Stored records:
§ §

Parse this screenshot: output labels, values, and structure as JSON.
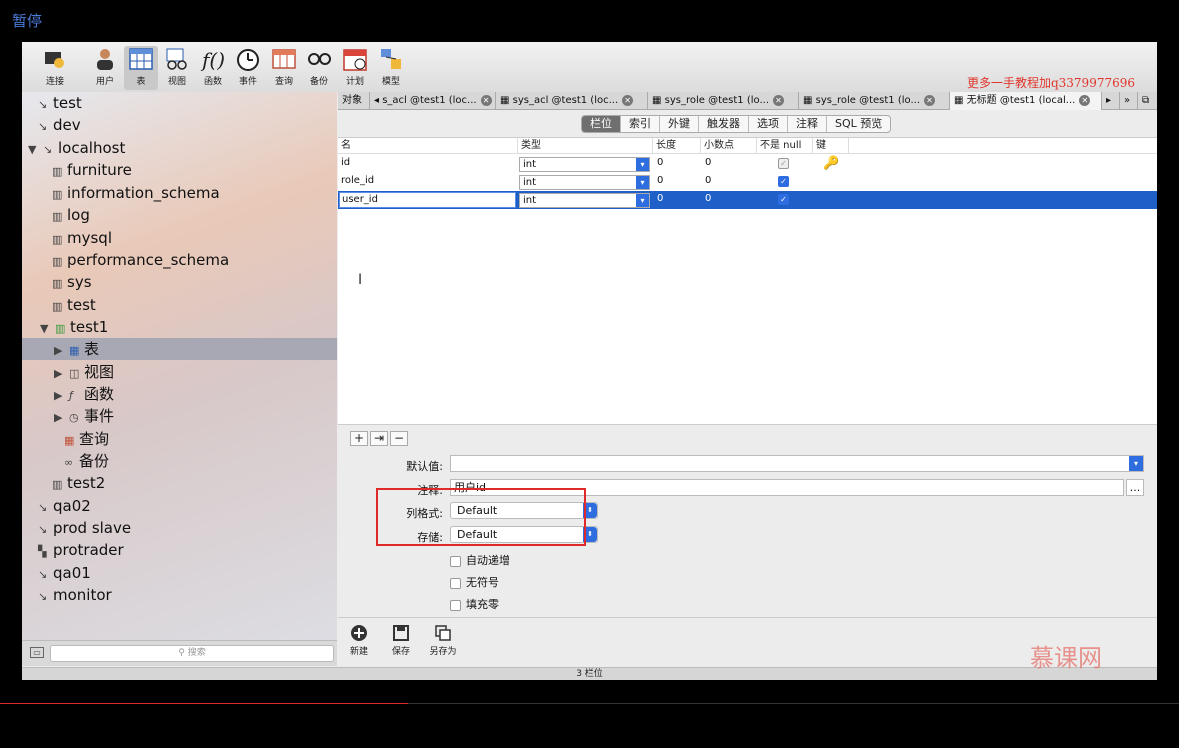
{
  "pause_label": "暂停",
  "promo": "更多一手教程加q3379977696",
  "toolbar": {
    "items": [
      {
        "label": "连接",
        "icon": "connection-icon"
      },
      {
        "label": "用户",
        "icon": "user-icon"
      },
      {
        "label": "表",
        "icon": "table-icon"
      },
      {
        "label": "视图",
        "icon": "view-icon"
      },
      {
        "label": "函数",
        "icon": "function-icon"
      },
      {
        "label": "事件",
        "icon": "event-icon"
      },
      {
        "label": "查询",
        "icon": "query-icon"
      },
      {
        "label": "备份",
        "icon": "backup-icon"
      },
      {
        "label": "计划",
        "icon": "schedule-icon"
      },
      {
        "label": "模型",
        "icon": "model-icon"
      }
    ]
  },
  "sidebar": {
    "items": [
      {
        "label": "test",
        "level": 0
      },
      {
        "label": "dev",
        "level": 0
      },
      {
        "label": "localhost",
        "level": 0
      },
      {
        "label": "furniture",
        "level": 1
      },
      {
        "label": "information_schema",
        "level": 1
      },
      {
        "label": "log",
        "level": 1
      },
      {
        "label": "mysql",
        "level": 1
      },
      {
        "label": "performance_schema",
        "level": 1
      },
      {
        "label": "sys",
        "level": 1
      },
      {
        "label": "test",
        "level": 1
      },
      {
        "label": "test1",
        "level": 1
      },
      {
        "label": "表",
        "level": 2
      },
      {
        "label": "视图",
        "level": 2
      },
      {
        "label": "函数",
        "level": 2
      },
      {
        "label": "事件",
        "level": 2
      },
      {
        "label": "查询",
        "level": 2
      },
      {
        "label": "备份",
        "level": 2
      },
      {
        "label": "test2",
        "level": 1
      },
      {
        "label": "qa02",
        "level": 0
      },
      {
        "label": "prod slave",
        "level": 0
      },
      {
        "label": "protrader",
        "level": 0
      },
      {
        "label": "qa01",
        "level": 0
      },
      {
        "label": "monitor",
        "level": 0
      }
    ],
    "search_placeholder": "搜索"
  },
  "tabs": [
    {
      "label": "对象"
    },
    {
      "label": "s_acl @test1 (loc..."
    },
    {
      "label": "sys_acl @test1 (loc..."
    },
    {
      "label": "sys_role @test1 (lo..."
    },
    {
      "label": "sys_role @test1 (lo..."
    },
    {
      "label": "无标题 @test1 (local..."
    }
  ],
  "subtabs": [
    "栏位",
    "索引",
    "外键",
    "触发器",
    "选项",
    "注释",
    "SQL 预览"
  ],
  "grid": {
    "headers": [
      "名",
      "类型",
      "长度",
      "小数点",
      "不是 null",
      "键"
    ],
    "rows": [
      {
        "name": "id",
        "type": "int",
        "length": "0",
        "decimals": "0",
        "not_null": true,
        "key": true
      },
      {
        "name": "role_id",
        "type": "int",
        "length": "0",
        "decimals": "0",
        "not_null": true,
        "key": false
      },
      {
        "name": "user_id",
        "type": "int",
        "length": "0",
        "decimals": "0",
        "not_null": true,
        "key": false
      }
    ]
  },
  "props": {
    "default_label": "默认值:",
    "default_value": "",
    "comment_label": "注释:",
    "comment_value": "用户id",
    "column_format_label": "列格式:",
    "column_format_value": "Default",
    "storage_label": "存储:",
    "storage_value": "Default",
    "opt_auto_increment": "自动递增",
    "opt_unsigned": "无符号",
    "opt_zerofill": "填充零",
    "ellipsis": "..."
  },
  "actions": {
    "new": "新建",
    "save": "保存",
    "save_as": "另存为"
  },
  "status": "3 栏位",
  "watermark": "慕课网",
  "colors": {
    "accent": "#2d6de0",
    "highlight": "#e02a2a",
    "selection": "#1f5fc8"
  }
}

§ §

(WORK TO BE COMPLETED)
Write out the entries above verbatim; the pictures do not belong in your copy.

(SOLUTION)
Parse this screenshot: output labels, values, and structure as JSON.
{
  "pause_label": "暂停",
  "promo": "更多一手教程加q3379977696",
  "toolbar": {
    "items": [
      {
        "label": "连接",
        "icon": "connection-icon"
      },
      {
        "label": "用户",
        "icon": "user-icon"
      },
      {
        "label": "表",
        "icon": "table-icon"
      },
      {
        "label": "视图",
        "icon": "view-icon"
      },
      {
        "label": "函数",
        "icon": "function-icon"
      },
      {
        "label": "事件",
        "icon": "event-icon"
      },
      {
        "label": "查询",
        "icon": "query-icon"
      },
      {
        "label": "备份",
        "icon": "backup-icon"
      },
      {
        "label": "计划",
        "icon": "schedule-icon"
      },
      {
        "label": "模型",
        "icon": "model-icon"
      }
    ]
  },
  "sidebar": {
    "items": [
      {
        "label": "test",
        "level": 0
      },
      {
        "label": "dev",
        "level": 0
      },
      {
        "label": "localhost",
        "level": 0
      },
      {
        "label": "furniture",
        "level": 1
      },
      {
        "label": "information_schema",
        "level": 1
      },
      {
        "label": "log",
        "level": 1
      },
      {
        "label": "mysql",
        "level": 1
      },
      {
        "label": "performance_schema",
        "level": 1
      },
      {
        "label": "sys",
        "level": 1
      },
      {
        "label": "test",
        "level": 1
      },
      {
        "label": "test1",
        "level": 1
      },
      {
        "label": "表",
        "level": 2
      },
      {
        "label": "视图",
        "level": 2
      },
      {
        "label": "函数",
        "level": 2
      },
      {
        "label": "事件",
        "level": 2
      },
      {
        "label": "查询",
        "level": 2
      },
      {
        "label": "备份",
        "level": 2
      },
      {
        "label": "test2",
        "level": 1
      },
      {
        "label": "qa02",
        "level": 0
      },
      {
        "label": "prod slave",
        "level": 0
      },
      {
        "label": "protrader",
        "level": 0
      },
      {
        "label": "qa01",
        "level": 0
      },
      {
        "label": "monitor",
        "level": 0
      }
    ],
    "search_placeholder": "搜索"
  },
  "tabs": [
    {
      "label": "对象"
    },
    {
      "label": "s_acl @test1 (loc..."
    },
    {
      "label": "sys_acl @test1 (loc..."
    },
    {
      "label": "sys_role @test1 (lo..."
    },
    {
      "label": "sys_role @test1 (lo..."
    },
    {
      "label": "无标题 @test1 (local..."
    }
  ],
  "subtabs": [
    "栏位",
    "索引",
    "外键",
    "触发器",
    "选项",
    "注释",
    "SQL 预览"
  ],
  "grid": {
    "headers": [
      "名",
      "类型",
      "长度",
      "小数点",
      "不是 null",
      "键"
    ],
    "rows": [
      {
        "name": "id",
        "type": "int",
        "length": "0",
        "decimals": "0",
        "not_null": true,
        "key": true
      },
      {
        "name": "role_id",
        "type": "int",
        "length": "0",
        "decimals": "0",
        "not_null": true,
        "key": false
      },
      {
        "name": "user_id",
        "type": "int",
        "length": "0",
        "decimals": "0",
        "not_null": true,
        "key": false
      }
    ]
  },
  "props": {
    "default_label": "默认值:",
    "default_value": "",
    "comment_label": "注释:",
    "comment_value": "用户id",
    "column_format_label": "列格式:",
    "column_format_value": "Default",
    "storage_label": "存储:",
    "storage_value": "Default",
    "opt_auto_increment": "自动递增",
    "opt_unsigned": "无符号",
    "opt_zerofill": "填充零",
    "ellipsis": "..."
  },
  "actions": {
    "new": "新建",
    "save": "保存",
    "save_as": "另存为"
  },
  "status": "3 栏位",
  "watermark": "慕课网",
  "colors": {
    "accent": "#2d6de0",
    "highlight": "#e02a2a",
    "selection": "#1f5fc8"
  }
}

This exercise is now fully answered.